§ EXERCISE REQUIREMENTS
This task calls for copying every line of the records that includes the word "descriptive".

####################

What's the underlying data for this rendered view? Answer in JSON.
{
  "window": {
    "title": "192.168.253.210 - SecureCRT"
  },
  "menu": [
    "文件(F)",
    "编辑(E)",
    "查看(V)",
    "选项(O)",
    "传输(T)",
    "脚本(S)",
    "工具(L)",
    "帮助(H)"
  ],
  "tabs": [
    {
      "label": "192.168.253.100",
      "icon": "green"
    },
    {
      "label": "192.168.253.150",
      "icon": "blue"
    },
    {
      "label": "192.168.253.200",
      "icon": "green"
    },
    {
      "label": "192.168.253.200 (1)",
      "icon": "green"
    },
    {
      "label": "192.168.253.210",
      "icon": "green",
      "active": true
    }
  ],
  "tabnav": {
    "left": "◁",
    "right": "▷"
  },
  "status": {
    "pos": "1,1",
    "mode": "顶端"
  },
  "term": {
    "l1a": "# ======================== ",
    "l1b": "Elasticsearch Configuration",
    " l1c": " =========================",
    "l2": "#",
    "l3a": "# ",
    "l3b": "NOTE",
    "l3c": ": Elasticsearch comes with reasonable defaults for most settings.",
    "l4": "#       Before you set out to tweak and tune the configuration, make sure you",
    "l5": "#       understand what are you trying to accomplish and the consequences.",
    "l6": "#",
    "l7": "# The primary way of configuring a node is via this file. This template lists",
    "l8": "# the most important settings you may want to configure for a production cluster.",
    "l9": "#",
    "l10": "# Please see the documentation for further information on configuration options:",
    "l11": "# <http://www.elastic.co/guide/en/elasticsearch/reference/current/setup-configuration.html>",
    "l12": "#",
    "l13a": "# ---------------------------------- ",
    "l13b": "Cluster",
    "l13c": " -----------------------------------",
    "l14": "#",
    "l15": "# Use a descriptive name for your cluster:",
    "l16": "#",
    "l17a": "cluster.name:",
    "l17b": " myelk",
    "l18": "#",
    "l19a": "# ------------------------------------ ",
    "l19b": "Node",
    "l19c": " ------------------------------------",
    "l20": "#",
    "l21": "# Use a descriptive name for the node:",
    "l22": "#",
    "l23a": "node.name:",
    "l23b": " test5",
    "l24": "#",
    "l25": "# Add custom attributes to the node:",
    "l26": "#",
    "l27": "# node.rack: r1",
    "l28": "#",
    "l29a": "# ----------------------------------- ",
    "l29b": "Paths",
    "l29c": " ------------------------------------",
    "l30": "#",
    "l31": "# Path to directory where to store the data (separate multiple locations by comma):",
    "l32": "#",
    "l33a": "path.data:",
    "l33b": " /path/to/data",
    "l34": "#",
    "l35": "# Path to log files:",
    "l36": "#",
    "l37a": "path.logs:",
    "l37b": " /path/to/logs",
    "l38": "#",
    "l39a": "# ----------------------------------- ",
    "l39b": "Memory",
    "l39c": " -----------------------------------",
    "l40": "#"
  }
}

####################

§ ANSWER AREA
    "l15": "# Use a descriptive name for your cluster:",
    "l21": "# Use a descriptive name for the node:",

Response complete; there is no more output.